The Facilitationor “kind of group”model states that the normative structure of a gang, coupled with group processes anddynamics, facilitate delinquency among youth. In other words, delinquent behavior is facilitated (or reinforced) because each of
its members are engaged in the same kind of delinquent activities. According to this model, delinquency will increase as long as someone is a gang member, but will be lower before membership and after someone leaves a gang. The enhancement modelis a combination of the Selection and Facilitation models. Youths who are already involved in delinquency are more likely to join a gang. This comes from theSelection model. After they have joined, their delinquency is likely to increase significantly, as suggested by the Facilitation model.Next slide.Slide 10Gangs and Gang Delinquency, continuedSeveral reasons for joining a gang have been identified by Martin Jankowski including:Material incentives: being a member of a gang increases opportunities to make money;Gangs can be sources of recreation. They provide entertainment and opportunities to meet girls;Gangs can also provide refuge or camouflage. Thus, a gang member can be anonymous; andGangs also provide physical protectionfrom other gangs.Adolescents often resistor reject their parents’ lifestylesas part of their identity development.
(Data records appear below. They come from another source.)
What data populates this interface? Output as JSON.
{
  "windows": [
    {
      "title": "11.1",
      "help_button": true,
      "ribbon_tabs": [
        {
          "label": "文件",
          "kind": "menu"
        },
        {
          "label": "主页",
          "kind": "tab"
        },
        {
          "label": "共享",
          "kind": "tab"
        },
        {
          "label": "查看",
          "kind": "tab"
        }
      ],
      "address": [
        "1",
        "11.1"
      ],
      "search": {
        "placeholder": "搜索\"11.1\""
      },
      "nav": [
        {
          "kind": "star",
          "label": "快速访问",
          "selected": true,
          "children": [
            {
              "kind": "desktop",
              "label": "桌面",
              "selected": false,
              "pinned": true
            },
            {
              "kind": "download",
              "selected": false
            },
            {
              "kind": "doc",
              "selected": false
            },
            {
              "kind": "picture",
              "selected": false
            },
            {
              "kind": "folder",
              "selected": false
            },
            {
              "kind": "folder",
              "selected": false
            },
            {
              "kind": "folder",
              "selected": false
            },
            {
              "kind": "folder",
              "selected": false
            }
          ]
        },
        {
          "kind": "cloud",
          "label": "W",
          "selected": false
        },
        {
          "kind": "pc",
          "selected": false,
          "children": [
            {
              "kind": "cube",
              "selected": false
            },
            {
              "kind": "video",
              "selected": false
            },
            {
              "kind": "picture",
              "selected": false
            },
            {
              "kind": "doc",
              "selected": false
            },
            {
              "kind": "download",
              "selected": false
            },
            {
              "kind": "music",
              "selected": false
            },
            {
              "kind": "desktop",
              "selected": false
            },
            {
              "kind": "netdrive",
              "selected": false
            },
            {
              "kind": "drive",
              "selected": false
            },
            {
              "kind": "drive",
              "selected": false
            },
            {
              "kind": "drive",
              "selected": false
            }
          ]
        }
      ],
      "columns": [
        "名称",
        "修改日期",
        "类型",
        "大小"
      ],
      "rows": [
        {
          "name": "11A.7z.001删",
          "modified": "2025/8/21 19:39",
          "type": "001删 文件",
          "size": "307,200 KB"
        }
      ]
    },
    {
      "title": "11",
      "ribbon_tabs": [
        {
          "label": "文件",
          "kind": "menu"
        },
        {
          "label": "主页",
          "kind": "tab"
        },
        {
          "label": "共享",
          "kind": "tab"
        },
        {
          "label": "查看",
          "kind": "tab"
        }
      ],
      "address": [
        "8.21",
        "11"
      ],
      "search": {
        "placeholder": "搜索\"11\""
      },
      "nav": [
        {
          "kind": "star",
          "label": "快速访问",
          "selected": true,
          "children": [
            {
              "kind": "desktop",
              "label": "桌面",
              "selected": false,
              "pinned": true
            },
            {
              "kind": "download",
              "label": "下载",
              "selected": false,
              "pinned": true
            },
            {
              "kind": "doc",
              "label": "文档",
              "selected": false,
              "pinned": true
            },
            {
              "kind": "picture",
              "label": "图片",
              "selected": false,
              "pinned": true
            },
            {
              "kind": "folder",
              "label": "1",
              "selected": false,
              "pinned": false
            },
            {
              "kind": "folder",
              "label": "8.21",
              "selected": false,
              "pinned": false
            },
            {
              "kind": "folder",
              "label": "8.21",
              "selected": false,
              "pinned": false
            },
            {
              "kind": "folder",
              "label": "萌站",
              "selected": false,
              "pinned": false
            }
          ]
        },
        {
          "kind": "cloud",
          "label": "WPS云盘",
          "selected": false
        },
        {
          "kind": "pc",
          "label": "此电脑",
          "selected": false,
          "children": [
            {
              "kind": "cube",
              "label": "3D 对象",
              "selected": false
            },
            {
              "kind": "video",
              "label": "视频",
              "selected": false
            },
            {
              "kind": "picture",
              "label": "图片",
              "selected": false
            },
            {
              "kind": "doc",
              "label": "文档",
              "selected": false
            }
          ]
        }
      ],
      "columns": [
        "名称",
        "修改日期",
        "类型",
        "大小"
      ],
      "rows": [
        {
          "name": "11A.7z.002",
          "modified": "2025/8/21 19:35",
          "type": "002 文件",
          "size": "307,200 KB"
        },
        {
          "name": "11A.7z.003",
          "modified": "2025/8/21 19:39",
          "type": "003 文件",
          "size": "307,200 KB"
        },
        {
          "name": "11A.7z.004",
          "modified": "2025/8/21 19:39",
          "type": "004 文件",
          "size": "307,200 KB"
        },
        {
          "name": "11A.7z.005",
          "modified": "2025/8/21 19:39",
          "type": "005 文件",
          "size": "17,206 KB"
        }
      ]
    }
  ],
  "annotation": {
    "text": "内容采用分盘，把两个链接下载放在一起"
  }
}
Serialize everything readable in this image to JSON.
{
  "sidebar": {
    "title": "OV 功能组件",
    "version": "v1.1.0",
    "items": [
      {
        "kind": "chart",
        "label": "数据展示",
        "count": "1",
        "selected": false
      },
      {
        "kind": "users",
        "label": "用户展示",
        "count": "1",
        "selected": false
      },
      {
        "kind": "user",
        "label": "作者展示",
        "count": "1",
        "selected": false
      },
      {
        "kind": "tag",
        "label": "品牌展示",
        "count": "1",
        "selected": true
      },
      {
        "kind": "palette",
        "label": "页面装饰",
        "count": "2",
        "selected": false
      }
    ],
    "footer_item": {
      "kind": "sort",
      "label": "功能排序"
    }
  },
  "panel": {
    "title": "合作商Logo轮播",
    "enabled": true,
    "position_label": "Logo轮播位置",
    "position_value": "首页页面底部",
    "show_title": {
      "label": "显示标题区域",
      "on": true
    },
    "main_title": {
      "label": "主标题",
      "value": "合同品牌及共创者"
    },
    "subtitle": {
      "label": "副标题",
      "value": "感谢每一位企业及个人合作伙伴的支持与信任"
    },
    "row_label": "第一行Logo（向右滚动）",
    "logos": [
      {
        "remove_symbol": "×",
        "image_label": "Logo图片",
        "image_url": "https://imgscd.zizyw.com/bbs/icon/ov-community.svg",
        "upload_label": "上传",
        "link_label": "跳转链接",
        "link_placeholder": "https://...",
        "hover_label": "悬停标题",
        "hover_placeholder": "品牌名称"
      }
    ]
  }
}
Gang membership is one wayyouths can demonstrate their resistance or rejection as they mature.Finally, because of the territorial nature of gangs, gang membership can provide opportunities to demonstrate a form of patriotism and dedication to protecting one’s neighborhood.Next slide.Slide 11Gangs and Gang The motivations for joining a gang seem to vary according to sex. Males join gangs primarily for excitement, to have a
Delinquency, continuedterritory of their own, to make money, and for protection. They also join to achieve a sense of belonging to a group.Girls join gangs primarily for social reasons. As we’ve seen, females tend to be much more relationship-oriented than males. Gangs can provide opportunities for females to associate with other females. Girls are also motivated to join gangs to enhance their reputation and for protection.Next slide.Slide 12Gangs and Gang Delinquency, continuedA common myth that persists today states, “once a gang member, always a gang member.” Some members remain in gangs well into middle adulthood, but most drift in and out of gangs over the years. Some go to prison; some die from gang violence or drug abuse. Others, however, leave the gang lifestyle and get legitimate jobs, marry and have children, and lead productive lives. Still, leaving a gang can carry some risk. For example, once a gang member has announced his decision to leave the gang, it isnot uncommon for them to be subjected to physical punishment,known as a “beating out” ceremony, by other gang members.